In her exhibition "Pink Everywhere," held at the Kunstverein Langenhagen,  Germany, in 2016, a film by the same title (and also made that year) was shown on a screen that Mesquita physically integrated into a tableau. A hand-soldered metal armature framing the screen  branched out  to the support platforms on which  the artist  posed  her sculptures. In this film, Mesquita  shows solidarity with her works  by transforming her own  body  into  an inanimate object. Playing a variety  of different characters, each in a dreamy fugue state, Mesquita allows the metal figures to act on her-rubbing her body, stroking her hair, and undressing her. In one scene, the artist  appears naked with a terrible sunburn (which is, in fact, body paint) reminiscent  of the colors she introduces onto her sculptures' surfaces by treating them with harsh chemicals. Coloring her skin and exposing her motion­ less nude body are, perhaps, Mesquita's way of paying penaJ;lce for having·done the same to her artworks. In an empathetic gesture, she objectifies herself for the physical  pleasure of her creations and the viewing pleasure of the audience.

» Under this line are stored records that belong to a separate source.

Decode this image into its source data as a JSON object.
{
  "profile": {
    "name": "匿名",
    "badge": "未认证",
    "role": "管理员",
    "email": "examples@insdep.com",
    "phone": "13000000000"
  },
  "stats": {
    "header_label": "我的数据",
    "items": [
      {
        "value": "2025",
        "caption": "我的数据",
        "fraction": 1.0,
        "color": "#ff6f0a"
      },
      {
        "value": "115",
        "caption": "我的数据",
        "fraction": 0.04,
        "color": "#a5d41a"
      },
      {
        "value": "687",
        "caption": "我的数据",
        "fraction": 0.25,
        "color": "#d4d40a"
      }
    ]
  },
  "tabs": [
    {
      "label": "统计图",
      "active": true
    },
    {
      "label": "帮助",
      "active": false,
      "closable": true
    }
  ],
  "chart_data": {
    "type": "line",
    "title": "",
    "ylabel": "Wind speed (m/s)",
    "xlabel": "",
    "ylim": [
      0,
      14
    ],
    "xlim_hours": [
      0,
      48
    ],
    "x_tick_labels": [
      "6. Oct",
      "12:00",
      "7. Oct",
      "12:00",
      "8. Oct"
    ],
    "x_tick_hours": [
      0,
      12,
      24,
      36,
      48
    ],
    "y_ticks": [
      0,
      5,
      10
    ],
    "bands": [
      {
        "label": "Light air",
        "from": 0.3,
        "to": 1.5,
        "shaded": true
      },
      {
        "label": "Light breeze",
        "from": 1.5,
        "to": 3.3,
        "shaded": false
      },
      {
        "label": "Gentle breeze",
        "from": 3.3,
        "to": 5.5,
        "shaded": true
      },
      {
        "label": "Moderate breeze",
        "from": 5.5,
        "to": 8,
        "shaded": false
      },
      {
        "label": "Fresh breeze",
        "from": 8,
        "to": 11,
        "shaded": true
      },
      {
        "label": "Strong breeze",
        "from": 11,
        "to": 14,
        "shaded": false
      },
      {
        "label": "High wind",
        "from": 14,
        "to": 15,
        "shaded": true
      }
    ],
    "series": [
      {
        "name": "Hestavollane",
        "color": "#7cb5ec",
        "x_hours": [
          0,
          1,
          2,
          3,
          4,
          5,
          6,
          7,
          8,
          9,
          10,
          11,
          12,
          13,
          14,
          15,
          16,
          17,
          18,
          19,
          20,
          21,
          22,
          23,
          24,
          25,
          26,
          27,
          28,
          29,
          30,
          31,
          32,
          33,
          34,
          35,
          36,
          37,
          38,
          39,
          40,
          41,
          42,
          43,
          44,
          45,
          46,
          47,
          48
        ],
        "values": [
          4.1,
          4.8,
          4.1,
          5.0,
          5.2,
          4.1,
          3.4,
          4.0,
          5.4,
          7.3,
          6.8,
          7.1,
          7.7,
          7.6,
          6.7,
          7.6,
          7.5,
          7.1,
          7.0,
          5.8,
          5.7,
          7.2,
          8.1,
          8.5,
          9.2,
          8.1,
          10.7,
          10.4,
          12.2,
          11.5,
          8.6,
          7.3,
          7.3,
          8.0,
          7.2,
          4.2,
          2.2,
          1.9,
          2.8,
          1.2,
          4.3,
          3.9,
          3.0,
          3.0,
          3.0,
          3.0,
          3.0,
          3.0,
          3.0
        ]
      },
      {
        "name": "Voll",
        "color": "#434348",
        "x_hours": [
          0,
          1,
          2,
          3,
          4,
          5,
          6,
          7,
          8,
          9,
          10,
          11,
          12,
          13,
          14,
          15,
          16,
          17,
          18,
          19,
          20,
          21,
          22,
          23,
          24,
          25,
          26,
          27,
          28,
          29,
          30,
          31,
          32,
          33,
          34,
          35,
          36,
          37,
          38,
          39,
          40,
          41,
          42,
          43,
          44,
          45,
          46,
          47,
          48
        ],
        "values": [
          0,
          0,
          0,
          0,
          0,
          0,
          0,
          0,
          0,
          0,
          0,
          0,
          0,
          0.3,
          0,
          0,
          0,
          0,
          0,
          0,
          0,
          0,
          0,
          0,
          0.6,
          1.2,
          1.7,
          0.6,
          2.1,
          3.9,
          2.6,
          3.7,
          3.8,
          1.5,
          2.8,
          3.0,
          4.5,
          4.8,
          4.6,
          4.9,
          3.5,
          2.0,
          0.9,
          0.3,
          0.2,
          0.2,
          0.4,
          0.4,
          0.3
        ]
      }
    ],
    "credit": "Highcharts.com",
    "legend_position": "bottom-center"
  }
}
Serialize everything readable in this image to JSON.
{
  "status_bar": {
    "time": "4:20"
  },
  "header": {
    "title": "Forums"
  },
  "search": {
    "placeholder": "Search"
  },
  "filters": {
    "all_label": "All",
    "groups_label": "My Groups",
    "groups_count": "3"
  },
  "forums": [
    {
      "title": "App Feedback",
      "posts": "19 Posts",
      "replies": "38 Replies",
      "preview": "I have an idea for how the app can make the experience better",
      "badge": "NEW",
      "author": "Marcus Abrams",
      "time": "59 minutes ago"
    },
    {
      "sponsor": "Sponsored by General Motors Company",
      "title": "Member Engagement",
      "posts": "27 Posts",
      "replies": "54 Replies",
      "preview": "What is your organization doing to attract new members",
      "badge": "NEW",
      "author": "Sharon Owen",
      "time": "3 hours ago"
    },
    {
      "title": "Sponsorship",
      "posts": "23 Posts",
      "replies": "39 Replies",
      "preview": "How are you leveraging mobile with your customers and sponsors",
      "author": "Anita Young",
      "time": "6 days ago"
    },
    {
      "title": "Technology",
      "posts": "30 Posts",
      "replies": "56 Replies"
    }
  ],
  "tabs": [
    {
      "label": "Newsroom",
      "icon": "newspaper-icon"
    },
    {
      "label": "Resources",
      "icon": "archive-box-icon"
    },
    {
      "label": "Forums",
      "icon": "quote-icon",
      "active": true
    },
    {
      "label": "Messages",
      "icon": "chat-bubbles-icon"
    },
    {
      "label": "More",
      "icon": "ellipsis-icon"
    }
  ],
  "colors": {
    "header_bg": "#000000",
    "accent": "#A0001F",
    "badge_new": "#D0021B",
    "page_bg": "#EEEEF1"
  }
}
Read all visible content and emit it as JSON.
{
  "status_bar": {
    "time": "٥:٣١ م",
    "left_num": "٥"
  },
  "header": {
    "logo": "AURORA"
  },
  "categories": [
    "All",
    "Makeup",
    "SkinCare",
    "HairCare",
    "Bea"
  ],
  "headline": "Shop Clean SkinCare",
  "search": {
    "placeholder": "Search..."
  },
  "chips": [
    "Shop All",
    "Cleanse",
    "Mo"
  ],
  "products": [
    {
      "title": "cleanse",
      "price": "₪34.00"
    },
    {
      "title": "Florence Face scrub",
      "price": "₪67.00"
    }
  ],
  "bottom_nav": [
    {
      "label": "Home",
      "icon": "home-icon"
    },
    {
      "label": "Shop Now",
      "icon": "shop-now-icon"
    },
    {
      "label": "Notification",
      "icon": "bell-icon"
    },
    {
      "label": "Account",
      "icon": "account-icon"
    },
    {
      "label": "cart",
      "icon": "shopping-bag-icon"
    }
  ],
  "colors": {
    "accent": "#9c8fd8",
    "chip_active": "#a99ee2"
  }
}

In her more recent films, Mesquita has grown even more sophisticated in terms of technique (costumes, makeup, sets, and props  have become increasingly elaborate) and narrative structure. Early on in The Visitors, 2017, we see Mesquita's sculptures tinkering with large metal vehicles. (These sci-fi inspired motor­ cycles-sculptures ostensibly created by sculptures­ were displayed in conjunction with the film as part of a group exhibition at Paris's Fondation d'Entreprise Ricard in 2017.) The artist, meanwhile, is mostly  passive on-screen. Again playing multiple roles (a man mowing the lawn, a woman at a barbecue, a sunbather, a soccer player, etc.), Mesquita becomes the main focus of her sculptures' seemingly autonomous creative impulses as they conspire to manipulate, mutilate, and ornament her body.

In what comes across as a kind of retaliatory fantasy in which sculptures decorate and attempt to reincarnate insensate human bodies, Mesquita's 2017 exhibition "The  Ballad" recalled J. J. Abrams's  cult television series Lost (2004-10), with its mysterious depiction of a grim airplane crash. Presented at the Fondation d'Entreprise Ricard and at 221A in Vancouver, the film (The Ballad, 2017) was shown on a screen integrated into an installation of sculptures of aircraft wreckage that had served as film props. The artist  portrays a dozen crash victims, among them the pilot, a boy with braces, and a glamorous woman in pearl earrings and a red strapless dress. Approaching each victim indi­ vidually, the sculptures steadily transform the group of lifeless bodies in their own images by painting and gild­ ing their skins, rendering them in shades of green, pink, and yellow, and replacing  severed limbs with  brass appendages. Toward the end, some of the colorful and metallicized men and women come alive, blinking their eyes and moving ever so slightly. Embodying the magi­ cal awakening the artist so badly wants for her own sculptures, this poignant and symbolic image of rebirth marks a pivotal moment in Mesquita's oeuvre.

MARA HOBERMAN IS A CRITIC BASED IN PARIS.